That consciousness and the entire environmental program at Windermere on the Lake, says Robbins, appeals on several levels to well-heeled buyers who have already shown their commitment to green by purchasing luxury hybrid cars.

“They’re not going green to save money, but as a social commitment and for a better living experience,” he says. “We’re demonstrating that delivering sustainable, better-built environments does not compromise aesthetics, finishes, or luxury.”

Rich Binsacca is a freelance writer in Boise, Idaho.

PROFILE: Mark Robbins, President, NRDC residential

  • Mark Robbins, President of the eco-development, Windemere-on-the-Lake, inside Cumbria, the model home in North Stamford, CT, on Tuesday, November 18, 2008.

    Credit: Casey Kelbaugh/WPN
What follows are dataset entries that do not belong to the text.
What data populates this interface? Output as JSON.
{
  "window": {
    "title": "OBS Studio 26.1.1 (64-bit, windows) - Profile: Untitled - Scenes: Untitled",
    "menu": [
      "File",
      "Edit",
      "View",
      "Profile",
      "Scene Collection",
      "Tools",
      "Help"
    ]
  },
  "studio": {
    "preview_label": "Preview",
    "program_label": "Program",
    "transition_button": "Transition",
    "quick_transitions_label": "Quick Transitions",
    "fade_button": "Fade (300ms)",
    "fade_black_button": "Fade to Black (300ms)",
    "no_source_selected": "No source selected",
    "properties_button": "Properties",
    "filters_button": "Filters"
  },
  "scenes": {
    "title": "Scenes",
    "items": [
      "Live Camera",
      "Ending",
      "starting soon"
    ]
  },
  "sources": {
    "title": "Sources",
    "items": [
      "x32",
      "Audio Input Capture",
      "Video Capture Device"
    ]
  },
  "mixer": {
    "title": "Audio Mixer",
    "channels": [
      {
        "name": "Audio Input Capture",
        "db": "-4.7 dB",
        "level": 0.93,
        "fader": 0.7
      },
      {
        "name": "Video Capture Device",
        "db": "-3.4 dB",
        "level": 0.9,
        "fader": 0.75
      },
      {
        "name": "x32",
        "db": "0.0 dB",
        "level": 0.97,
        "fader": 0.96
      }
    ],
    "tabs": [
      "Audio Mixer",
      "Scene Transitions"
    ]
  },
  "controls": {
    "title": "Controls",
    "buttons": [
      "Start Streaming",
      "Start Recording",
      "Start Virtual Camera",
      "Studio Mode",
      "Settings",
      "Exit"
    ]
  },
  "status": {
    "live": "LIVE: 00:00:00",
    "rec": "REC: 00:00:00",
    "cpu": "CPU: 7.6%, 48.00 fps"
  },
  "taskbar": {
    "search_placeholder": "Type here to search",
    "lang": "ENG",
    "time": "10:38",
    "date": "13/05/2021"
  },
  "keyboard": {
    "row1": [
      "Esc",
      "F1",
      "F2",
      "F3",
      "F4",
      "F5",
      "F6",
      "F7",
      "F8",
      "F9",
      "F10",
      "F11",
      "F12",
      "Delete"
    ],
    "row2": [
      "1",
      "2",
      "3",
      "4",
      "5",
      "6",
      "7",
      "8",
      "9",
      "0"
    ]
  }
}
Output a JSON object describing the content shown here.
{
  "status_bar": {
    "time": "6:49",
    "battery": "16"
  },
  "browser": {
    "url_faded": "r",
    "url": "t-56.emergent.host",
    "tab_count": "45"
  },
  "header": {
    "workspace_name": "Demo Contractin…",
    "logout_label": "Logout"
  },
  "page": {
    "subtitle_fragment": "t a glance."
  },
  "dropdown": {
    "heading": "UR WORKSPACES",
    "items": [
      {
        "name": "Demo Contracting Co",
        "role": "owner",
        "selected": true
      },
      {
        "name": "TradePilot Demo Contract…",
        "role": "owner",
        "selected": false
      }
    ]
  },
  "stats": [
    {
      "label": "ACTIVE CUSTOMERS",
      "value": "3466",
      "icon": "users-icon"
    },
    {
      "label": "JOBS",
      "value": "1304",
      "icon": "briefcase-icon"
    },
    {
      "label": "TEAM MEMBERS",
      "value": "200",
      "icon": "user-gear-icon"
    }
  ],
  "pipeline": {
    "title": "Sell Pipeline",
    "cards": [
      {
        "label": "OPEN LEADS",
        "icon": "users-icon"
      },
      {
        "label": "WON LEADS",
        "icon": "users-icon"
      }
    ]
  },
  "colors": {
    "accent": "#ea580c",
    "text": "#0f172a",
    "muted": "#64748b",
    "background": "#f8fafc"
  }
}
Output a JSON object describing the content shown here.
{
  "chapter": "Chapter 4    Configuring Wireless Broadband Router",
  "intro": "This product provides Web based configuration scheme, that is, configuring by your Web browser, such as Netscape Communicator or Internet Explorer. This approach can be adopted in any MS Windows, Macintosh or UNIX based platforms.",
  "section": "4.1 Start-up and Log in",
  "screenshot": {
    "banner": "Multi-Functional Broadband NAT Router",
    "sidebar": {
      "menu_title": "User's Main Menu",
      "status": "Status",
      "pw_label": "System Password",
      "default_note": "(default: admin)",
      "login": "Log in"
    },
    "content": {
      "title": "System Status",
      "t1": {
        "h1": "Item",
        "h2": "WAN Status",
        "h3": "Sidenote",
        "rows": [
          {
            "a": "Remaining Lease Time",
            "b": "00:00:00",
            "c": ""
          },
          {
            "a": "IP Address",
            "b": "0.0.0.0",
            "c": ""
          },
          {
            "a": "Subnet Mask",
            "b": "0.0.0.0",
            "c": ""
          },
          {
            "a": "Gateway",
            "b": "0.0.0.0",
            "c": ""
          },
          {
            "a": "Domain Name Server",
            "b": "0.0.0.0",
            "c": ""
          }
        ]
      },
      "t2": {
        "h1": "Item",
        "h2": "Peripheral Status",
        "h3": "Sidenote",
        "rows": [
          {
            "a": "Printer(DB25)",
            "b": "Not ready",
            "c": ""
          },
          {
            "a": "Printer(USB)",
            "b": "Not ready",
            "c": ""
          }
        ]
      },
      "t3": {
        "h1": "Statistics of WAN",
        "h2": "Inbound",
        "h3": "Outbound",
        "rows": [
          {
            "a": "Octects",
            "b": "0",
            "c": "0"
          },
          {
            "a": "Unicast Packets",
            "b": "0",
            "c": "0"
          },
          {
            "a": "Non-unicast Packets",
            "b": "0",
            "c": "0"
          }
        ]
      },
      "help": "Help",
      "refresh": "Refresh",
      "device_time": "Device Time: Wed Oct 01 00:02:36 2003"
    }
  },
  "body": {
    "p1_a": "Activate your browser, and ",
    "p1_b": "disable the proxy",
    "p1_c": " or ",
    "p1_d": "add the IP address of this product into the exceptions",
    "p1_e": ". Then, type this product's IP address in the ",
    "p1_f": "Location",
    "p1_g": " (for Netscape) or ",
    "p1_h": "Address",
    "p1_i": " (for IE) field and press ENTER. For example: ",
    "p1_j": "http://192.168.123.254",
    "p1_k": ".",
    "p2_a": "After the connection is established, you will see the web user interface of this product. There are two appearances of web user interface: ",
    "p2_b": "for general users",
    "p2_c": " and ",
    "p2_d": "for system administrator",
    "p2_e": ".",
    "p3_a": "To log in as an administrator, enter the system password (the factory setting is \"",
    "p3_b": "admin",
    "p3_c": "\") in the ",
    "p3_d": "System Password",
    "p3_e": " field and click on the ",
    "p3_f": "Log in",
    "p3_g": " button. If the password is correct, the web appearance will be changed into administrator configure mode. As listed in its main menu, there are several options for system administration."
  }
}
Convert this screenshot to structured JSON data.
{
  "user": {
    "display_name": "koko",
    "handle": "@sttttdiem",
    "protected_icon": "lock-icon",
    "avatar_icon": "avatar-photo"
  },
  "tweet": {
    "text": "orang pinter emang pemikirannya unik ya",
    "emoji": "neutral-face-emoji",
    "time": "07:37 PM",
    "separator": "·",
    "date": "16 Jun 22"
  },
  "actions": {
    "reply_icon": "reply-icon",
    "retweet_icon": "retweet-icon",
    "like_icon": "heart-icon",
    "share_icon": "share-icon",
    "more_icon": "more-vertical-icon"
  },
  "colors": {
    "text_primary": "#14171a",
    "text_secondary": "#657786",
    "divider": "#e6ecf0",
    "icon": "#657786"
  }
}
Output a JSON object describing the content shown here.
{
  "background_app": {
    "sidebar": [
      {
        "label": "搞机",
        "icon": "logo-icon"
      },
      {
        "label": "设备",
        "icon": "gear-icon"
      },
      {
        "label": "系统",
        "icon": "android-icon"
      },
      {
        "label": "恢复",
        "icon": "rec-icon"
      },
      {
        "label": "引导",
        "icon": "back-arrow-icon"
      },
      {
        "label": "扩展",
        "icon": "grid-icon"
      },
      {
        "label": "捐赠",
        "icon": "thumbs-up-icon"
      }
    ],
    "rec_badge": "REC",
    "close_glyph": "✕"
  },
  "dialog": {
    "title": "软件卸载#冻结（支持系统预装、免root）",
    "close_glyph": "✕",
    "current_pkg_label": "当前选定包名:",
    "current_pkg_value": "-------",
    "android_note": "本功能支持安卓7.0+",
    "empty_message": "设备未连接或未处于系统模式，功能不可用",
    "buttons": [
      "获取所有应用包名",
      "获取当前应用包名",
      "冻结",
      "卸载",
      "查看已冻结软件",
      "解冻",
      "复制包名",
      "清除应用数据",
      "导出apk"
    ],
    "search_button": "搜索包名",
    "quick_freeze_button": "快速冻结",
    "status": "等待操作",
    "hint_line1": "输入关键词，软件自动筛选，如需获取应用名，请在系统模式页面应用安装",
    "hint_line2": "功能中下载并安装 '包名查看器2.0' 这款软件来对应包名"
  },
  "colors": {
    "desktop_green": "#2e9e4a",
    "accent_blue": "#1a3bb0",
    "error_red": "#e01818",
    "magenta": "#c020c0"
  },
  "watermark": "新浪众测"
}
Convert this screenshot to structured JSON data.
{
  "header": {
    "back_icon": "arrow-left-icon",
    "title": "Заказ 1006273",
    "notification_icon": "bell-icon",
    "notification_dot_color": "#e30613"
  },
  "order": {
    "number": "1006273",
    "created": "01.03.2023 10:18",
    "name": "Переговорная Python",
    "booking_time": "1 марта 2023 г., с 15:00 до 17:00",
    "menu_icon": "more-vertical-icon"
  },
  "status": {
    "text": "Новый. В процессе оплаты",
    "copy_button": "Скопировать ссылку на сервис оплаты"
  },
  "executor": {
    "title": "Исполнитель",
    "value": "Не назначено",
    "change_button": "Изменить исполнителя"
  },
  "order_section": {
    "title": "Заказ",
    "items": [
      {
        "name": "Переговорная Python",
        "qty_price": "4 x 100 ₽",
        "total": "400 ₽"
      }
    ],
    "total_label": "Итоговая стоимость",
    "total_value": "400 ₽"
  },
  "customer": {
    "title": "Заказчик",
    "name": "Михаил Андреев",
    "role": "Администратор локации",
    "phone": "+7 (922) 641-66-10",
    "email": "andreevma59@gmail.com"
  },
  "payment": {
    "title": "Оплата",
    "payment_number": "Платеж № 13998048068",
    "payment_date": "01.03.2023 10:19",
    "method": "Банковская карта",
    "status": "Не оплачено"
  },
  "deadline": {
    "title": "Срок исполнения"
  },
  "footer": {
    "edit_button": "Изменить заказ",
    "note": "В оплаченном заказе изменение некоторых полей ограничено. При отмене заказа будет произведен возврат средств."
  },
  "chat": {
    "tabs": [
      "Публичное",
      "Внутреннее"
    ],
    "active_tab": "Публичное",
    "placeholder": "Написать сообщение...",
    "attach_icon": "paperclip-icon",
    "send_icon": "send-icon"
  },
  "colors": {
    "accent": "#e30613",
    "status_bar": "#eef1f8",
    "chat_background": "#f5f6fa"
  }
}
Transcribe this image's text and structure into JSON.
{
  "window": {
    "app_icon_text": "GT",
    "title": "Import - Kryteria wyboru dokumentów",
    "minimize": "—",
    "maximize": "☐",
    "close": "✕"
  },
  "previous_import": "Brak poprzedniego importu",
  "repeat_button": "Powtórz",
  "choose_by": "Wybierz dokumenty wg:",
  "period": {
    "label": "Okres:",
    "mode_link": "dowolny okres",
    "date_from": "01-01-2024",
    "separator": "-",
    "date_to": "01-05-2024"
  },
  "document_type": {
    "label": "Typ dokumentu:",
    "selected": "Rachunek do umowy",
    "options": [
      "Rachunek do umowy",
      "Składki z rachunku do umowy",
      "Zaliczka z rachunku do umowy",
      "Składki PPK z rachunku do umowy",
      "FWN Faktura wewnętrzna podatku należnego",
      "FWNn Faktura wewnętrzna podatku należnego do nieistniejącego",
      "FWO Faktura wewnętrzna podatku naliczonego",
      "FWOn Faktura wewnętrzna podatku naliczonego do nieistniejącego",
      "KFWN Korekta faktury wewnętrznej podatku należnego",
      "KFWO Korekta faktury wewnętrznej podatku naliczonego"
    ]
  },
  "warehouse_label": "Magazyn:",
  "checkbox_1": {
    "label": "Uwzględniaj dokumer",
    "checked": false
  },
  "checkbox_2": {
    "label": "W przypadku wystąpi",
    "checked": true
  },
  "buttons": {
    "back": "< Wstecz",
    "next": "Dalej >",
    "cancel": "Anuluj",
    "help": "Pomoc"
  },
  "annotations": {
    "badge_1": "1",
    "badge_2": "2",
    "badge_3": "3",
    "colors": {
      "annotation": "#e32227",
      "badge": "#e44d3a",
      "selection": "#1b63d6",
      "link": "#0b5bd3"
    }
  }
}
    Mark Robbins, President of the eco-development, Windemere-on-the-Lake, inside Cumbria, the model home in North Stamford, CT, on Tuesday, November 18, 2008.
At first glance and by his résumé alone, Mark Robbins may not appear to be a typical environmental advocate. As a developer, he’s suffered the slings and arrows of those who believe the built world leaves too big of a footprint on the natural world.

But Robbins’ words and actions tell a different story, especially with his latest project, Windermere on the Lake. While he’s willing to talk about the eco-features
of the 24 homes planned for the community—one of which (to date) is LEED-Certified and all of which will be built to a high performance standard—he’d much rather discuss the intricacies and benefits of the Habitat Management Plan designed and implemented for the enclave.

“I see my position, from a management perspective, as a steward of the land,” he says. “It’s such a beautiful piece of land. My job was not to mess it up.”

Robbins’ combined development experience and passion for preservation served him well as the project went through a gauntlet of approvals. Despite opposition from neighbors and several high regulatory hurdles, he was able to gain unanimous support from both state and local agencies evaluating the plan.

That commitment, however, does not end when the last house is completed. “You don’t create something like this and gift preserved open space, and then walk away,” he says. “You have to stay and make sure it is protected and managed in perpetuity. Maintaining what we’ve created is the unique aspect of this project.” —R.B.


 

Cabinets

Custom-made kitchen and bath cabinets and other built-in storage throughout the house, designed and fabricated by Christopher Peacock Cabinetry, features formaldehyde-free birch plywood construction to help address indoor air quality considerations. 617.204.9292. www.peacockcabinetry.com.